Step 3: Shape dough into 1-inch balls.  Roll each ball in ½ cup very finely chopped nuts (or in granulated sugar if you’re not trying to keep to less than 6 ingredients). Place on cookie sheet lined with parchment paper.  Flatten with a greased cookie stamp or flat-bottomed glass.  Bake for 10-12 minutes or until edges are lightly browned.  Remove shortbreads to wire racks to cool.  Store in an airtight container.

Makes about 1 1/2 dozen 2 1/2-inch cookies.

Making Rock Candy

I'm secretly attempting to build up a little stash of treats for the girls' Easter baskets, shh! So we're making some yummies, and each time a few of them mysteriously disappear... so far unnoticed. Kaia had yet to make rock candy, and hasn't everyone got to make rock candy at least once? So we started there. We poured 3 cups of sugar and 1 cup of water into a pan.
Over high heat, Kaia stirred it until all the sugar dissolved.
While we waited for the water to boil, Kaia prepared food colouring and flavouring in jars.
We used lime juice in the green, lemon juice in the yellow, spearmint in blue, and orange oil in the orange. (Okay, it ended up being pretty red... Kaia got a little overzealous with the red food colouring.) They smelled sooo delicious, Kaia couldn't stop sniffing each jar over and over while we waited. I had to convince her that they wouldn't taste very good to drink.
When the sugar water mixture came to boil we removed it from the stove and poured it into the jars. We gave them a stir and set them in the fridge to cool. While they were cooling, we prepared some cotton kitchen twine by tying it to sticks, dipping the strings into the sugar water mixture, and taping them to the counter to dry. 
 When the mixture seemed a bit cooler than room temperature, we took the jars out and hung the strings in them so that they didn't touch the bottom or sides. The following picture was taken the next day, and we knew something was wrong. Most of the sugar was separated from the water.
We waited anyway, and a week and a half later we had these pretty funky looking rock candies. Not the prettiest rock candy I've ever seen, something is definitely amiss, but tasty none the less!
We are now the proud owners of an actual candy thermometer, so I think we shall be trying this project again with a bit more precision.

the jacket project day 23

Eddie Bauer, Girl on the Go raincoat. This one is essential for rainy weather when I need a coat that goes with anything. It’s rain and wind proof and works well with both jeans and skirts.

Art work

We really enjoy engaging in the creative arts at Mairtown Kindergarten. Last week, Kim gave back to the children some of their completed art work.  Re-offering children their art work provides opportunities to build layers, create depth and add new ideas as they develop their awareness of colours, shapes, forms, texture and lines.
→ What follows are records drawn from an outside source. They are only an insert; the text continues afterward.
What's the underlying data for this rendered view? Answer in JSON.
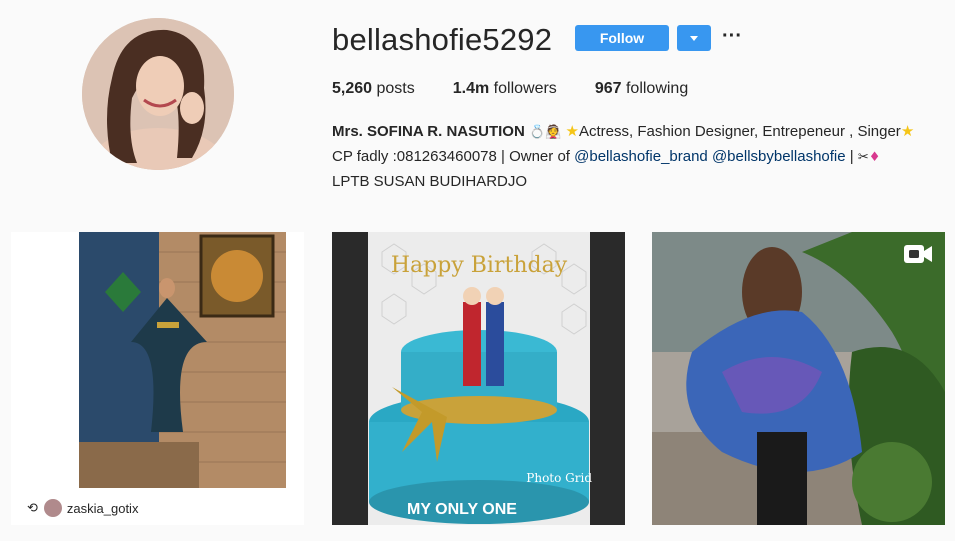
{
  "profile": {
    "username": "bellashofie5292",
    "follow_label": "Follow",
    "more_label": "···",
    "stats": {
      "posts_count": "5,260",
      "posts_label": "posts",
      "followers_count": "1.4m",
      "followers_label": "followers",
      "following_count": "967",
      "following_label": "following"
    },
    "bio": {
      "name": "Mrs. SOFINA R. NASUTION",
      "line1_rest": "Actress, Fashion Designer, Entrepeneur , Singer",
      "line2_prefix": "CP fadly :081263460078 | Owner of",
      "mention1": "@bellashofie_brand",
      "mention2": "@bellsbybellashofie",
      "line2_sep": "|",
      "line3": "LPTB SUSAN BUDIHARDJO"
    }
  },
  "posts": [
    {
      "repost_user": "zaskia_gotix"
    },
    {
      "cake_top_text": "Happy Birthday",
      "cake_bottom_text": "MY ONLY ONE",
      "watermark": "Photo Grid"
    },
    {
      "is_video": true
    }
  ],
  "colors": {
    "accent": "#3897f0",
    "link": "#003569",
    "background": "#fafafa"
  }
}
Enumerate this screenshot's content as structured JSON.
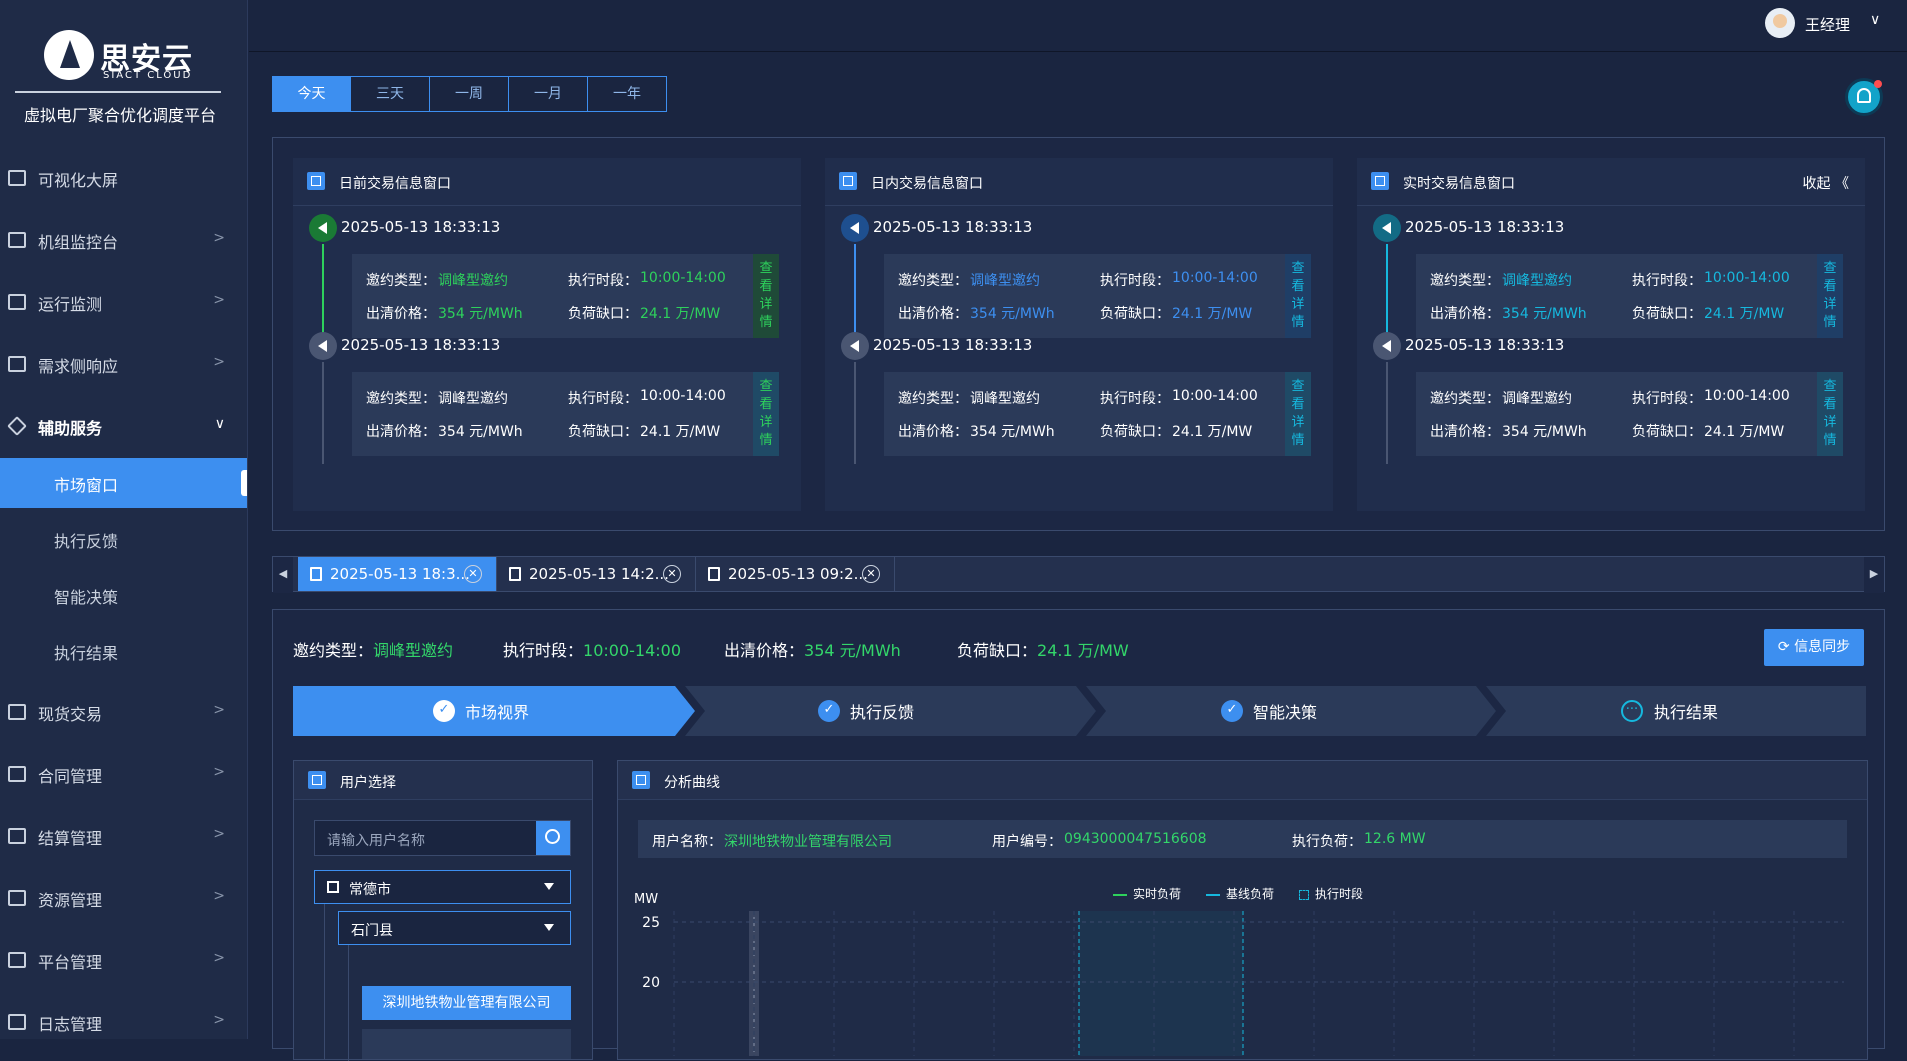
{
  "brand": {
    "name_cn": "思安云",
    "name_en": "SIACT CLOUD",
    "platform": "虚拟电厂聚合优化调度平台"
  },
  "sidebar": {
    "items": [
      {
        "label": "可视化大屏",
        "chevron": ""
      },
      {
        "label": "机组监控台",
        "chevron": ">"
      },
      {
        "label": "运行监测",
        "chevron": ">"
      },
      {
        "label": "需求侧响应",
        "chevron": ">"
      },
      {
        "label": "辅助服务",
        "chevron": "∨"
      },
      {
        "label": "现货交易",
        "chevron": ">"
      },
      {
        "label": "合同管理",
        "chevron": ">"
      },
      {
        "label": "结算管理",
        "chevron": ">"
      },
      {
        "label": "资源管理",
        "chevron": ">"
      },
      {
        "label": "平台管理",
        "chevron": ">"
      },
      {
        "label": "日志管理",
        "chevron": ">"
      }
    ],
    "subitems": [
      {
        "label": "市场窗口",
        "active": true
      },
      {
        "label": "执行反馈",
        "active": false
      },
      {
        "label": "智能决策",
        "active": false
      },
      {
        "label": "执行结果",
        "active": false
      }
    ]
  },
  "header": {
    "username": "王经理",
    "dropdown": "∨"
  },
  "date_tabs": [
    "今天",
    "三天",
    "一周",
    "一月",
    "一年"
  ],
  "trade_windows": [
    {
      "title": "日前交易信息窗口",
      "accent": "#2ed15c",
      "entries": [
        {
          "time": "2025-05-13 18:33:13",
          "type_label": "邀约类型：",
          "type": "调峰型邀约",
          "period_label": "执行时段：",
          "period": "10:00-14:00",
          "price_label": "出清价格：",
          "price": "354 元/MWh",
          "gap_label": "负荷缺口：",
          "gap": "24.1 万/MW",
          "detail": "查看详情",
          "active": true
        },
        {
          "time": "2025-05-13 18:33:13",
          "type_label": "邀约类型：",
          "type": "调峰型邀约",
          "period_label": "执行时段：",
          "period": "10:00-14:00",
          "price_label": "出清价格：",
          "price": "354 元/MWh",
          "gap_label": "负荷缺口：",
          "gap": "24.1 万/MW",
          "detail": "查看详情",
          "active": false
        }
      ]
    },
    {
      "title": "日内交易信息窗口",
      "accent": "#3d8ff0",
      "entries": [
        {
          "time": "2025-05-13 18:33:13",
          "type_label": "邀约类型：",
          "type": "调峰型邀约",
          "period_label": "执行时段：",
          "period": "10:00-14:00",
          "price_label": "出清价格：",
          "price": "354 元/MWh",
          "gap_label": "负荷缺口：",
          "gap": "24.1 万/MW",
          "detail": "查看详情",
          "active": true
        },
        {
          "time": "2025-05-13 18:33:13",
          "type_label": "邀约类型：",
          "type": "调峰型邀约",
          "period_label": "执行时段：",
          "period": "10:00-14:00",
          "price_label": "出清价格：",
          "price": "354 元/MWh",
          "gap_label": "负荷缺口：",
          "gap": "24.1 万/MW",
          "detail": "查看详情",
          "active": false
        }
      ]
    },
    {
      "title": "实时交易信息窗口",
      "accent": "#16b8de",
      "collapse": "收起 《",
      "entries": [
        {
          "time": "2025-05-13 18:33:13",
          "type_label": "邀约类型：",
          "type": "调峰型邀约",
          "period_label": "执行时段：",
          "period": "10:00-14:00",
          "price_label": "出清价格：",
          "price": "354 元/MWh",
          "gap_label": "负荷缺口：",
          "gap": "24.1 万/MW",
          "detail": "查看详情",
          "active": true
        },
        {
          "time": "2025-05-13 18:33:13",
          "type_label": "邀约类型：",
          "type": "调峰型邀约",
          "period_label": "执行时段：",
          "period": "10:00-14:00",
          "price_label": "出清价格：",
          "price": "354 元/MWh",
          "gap_label": "负荷缺口：",
          "gap": "24.1 万/MW",
          "detail": "查看详情",
          "active": false
        }
      ]
    }
  ],
  "record_tabs": [
    "2025-05-13 18:3...",
    "2025-05-13 14:2...",
    "2025-05-13 09:2..."
  ],
  "summary": {
    "type_label": "邀约类型：",
    "type": "调峰型邀约",
    "period_label": "执行时段：",
    "period": "10:00-14:00",
    "price_label": "出清价格：",
    "price": "354  元/MWh",
    "gap_label": "负荷缺口：",
    "gap": "24.1  万/MW",
    "sync_label": "信息同步"
  },
  "steps": [
    {
      "label": "市场视界",
      "state": "done"
    },
    {
      "label": "执行反馈",
      "state": "done"
    },
    {
      "label": "智能决策",
      "state": "done"
    },
    {
      "label": "执行结果",
      "state": "pending"
    }
  ],
  "user_panel": {
    "title": "用户选择",
    "search_placeholder": "请输入用户名称",
    "city": "常德市",
    "county": "石门县",
    "company": "深圳地铁物业管理有限公司"
  },
  "analysis": {
    "title": "分析曲线",
    "user_name_label": "用户名称：",
    "user_name": "深圳地铁物业管理有限公司",
    "user_id_label": "用户编号：",
    "user_id": "0943000047516608",
    "load_label": "执行负荷：",
    "load": "12.6 MW"
  },
  "chart_data": {
    "type": "line",
    "ylabel": "MW",
    "yticks": [
      25,
      20
    ],
    "series": [
      {
        "name": "实时负荷",
        "values": []
      },
      {
        "name": "基线负荷",
        "values": []
      }
    ],
    "legend": [
      "实时负荷",
      "基线负荷",
      "执行时段"
    ],
    "grid": true,
    "colors": {
      "realtime": "#2ed15c",
      "baseline": "#16b8de",
      "period": "#16b8de"
    }
  }
}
Creating with paint and dyes.


Adding depth and layers with gold pen.

 Some of the finished masterpieces